Tips to make sure Fido doesn’t burn down your house.
- Use flameless candles that have a light bulb instead of a wick. Never leave pets unattended in the presence of an open flame, whether it’s a candle, fireplace, stove, or any other fire they can reach or accidentally knock over.
- If your dog is tall enough on their hind legs to reach counter height, remove stove knobs when you leave the kitchen, or you can find knob covers that will keep them from turning on the stove accidentally. The NFPA says a stove or cooktop is the number-one cause of fires started by pets.
- Electrical cords can sometimes be seen by your dog as a chew toy. When damaged, they can spark and cause electrocution or a fire. Secure any cords and hide them behind furniture or other obstructions. You may wish to unplug them if you leave cords unattended or spray them with something bitter as a deterrent. Further aversion training may be needed if your dog still tries to chew cords.
- Do not leave your dog on an electric blanket unattended. Dogs can chew on these, exposing the wires, which can cause electrocution or heat up and catch the blanket on fire. Replace any old electric blankets that show wear and tear.
- Check your home for potential hazards such as loose wires, stove knobs, and piles of paper or other rubbish
If there is a house fire, alert the fireman that you have a pet in the house, but never risk going back in to find your pet! Dogs are often waiting at doors and run out when firefighters come in. Post a sticker on your window alerting first responders that a pet lives in the home – free stickers will be available at local fire stations on July 15th and some Humane Societies. If you have your pet in a crate when you are out, make sure the crate is near a door or window so firefighters can find them easily. Pets are more likely to be injured or to die in a fire when they are locked in a kennel or room away from an exit and aren’t discovered by firefighters.
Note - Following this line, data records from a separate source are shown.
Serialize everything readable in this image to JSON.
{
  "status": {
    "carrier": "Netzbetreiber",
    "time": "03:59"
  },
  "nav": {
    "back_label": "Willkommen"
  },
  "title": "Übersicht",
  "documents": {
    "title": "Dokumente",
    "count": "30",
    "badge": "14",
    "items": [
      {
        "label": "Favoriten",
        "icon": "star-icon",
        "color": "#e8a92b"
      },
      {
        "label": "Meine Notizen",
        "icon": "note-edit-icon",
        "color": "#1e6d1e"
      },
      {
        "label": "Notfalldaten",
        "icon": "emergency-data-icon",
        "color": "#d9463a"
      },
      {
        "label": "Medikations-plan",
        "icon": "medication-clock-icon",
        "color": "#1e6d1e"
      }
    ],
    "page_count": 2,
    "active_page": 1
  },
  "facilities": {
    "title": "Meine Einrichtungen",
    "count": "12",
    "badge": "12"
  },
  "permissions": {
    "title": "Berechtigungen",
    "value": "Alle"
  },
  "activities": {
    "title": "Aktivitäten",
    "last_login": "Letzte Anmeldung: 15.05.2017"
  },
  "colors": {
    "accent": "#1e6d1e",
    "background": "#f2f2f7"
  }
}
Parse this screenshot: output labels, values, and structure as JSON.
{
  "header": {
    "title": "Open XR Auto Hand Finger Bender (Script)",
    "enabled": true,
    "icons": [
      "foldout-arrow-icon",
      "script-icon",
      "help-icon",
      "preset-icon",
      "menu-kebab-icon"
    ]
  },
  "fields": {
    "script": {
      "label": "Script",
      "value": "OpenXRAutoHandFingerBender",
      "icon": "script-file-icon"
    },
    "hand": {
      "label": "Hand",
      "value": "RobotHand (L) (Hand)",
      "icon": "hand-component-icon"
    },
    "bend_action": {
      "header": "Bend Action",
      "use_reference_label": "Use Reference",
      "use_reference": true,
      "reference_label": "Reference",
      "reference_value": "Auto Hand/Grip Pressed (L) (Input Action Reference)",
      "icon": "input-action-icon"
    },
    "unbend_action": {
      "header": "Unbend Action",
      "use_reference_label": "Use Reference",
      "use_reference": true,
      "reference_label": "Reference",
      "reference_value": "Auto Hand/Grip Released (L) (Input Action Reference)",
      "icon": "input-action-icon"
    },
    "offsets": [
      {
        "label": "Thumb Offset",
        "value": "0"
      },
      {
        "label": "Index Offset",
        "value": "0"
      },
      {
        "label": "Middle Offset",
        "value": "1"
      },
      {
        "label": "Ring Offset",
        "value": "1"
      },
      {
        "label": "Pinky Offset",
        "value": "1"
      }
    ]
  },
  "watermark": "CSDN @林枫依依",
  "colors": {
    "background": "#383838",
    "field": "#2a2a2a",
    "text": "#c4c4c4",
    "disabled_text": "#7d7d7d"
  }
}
Have an emergency plan and practice routes of escape with your dog. Include all members of the family in this plan. Make sure they know what to do and where to go.
Make an emergency kit that you can easily grab on the way out. Pack a leash, medication, and any immediate needs your dog might have for the next few days.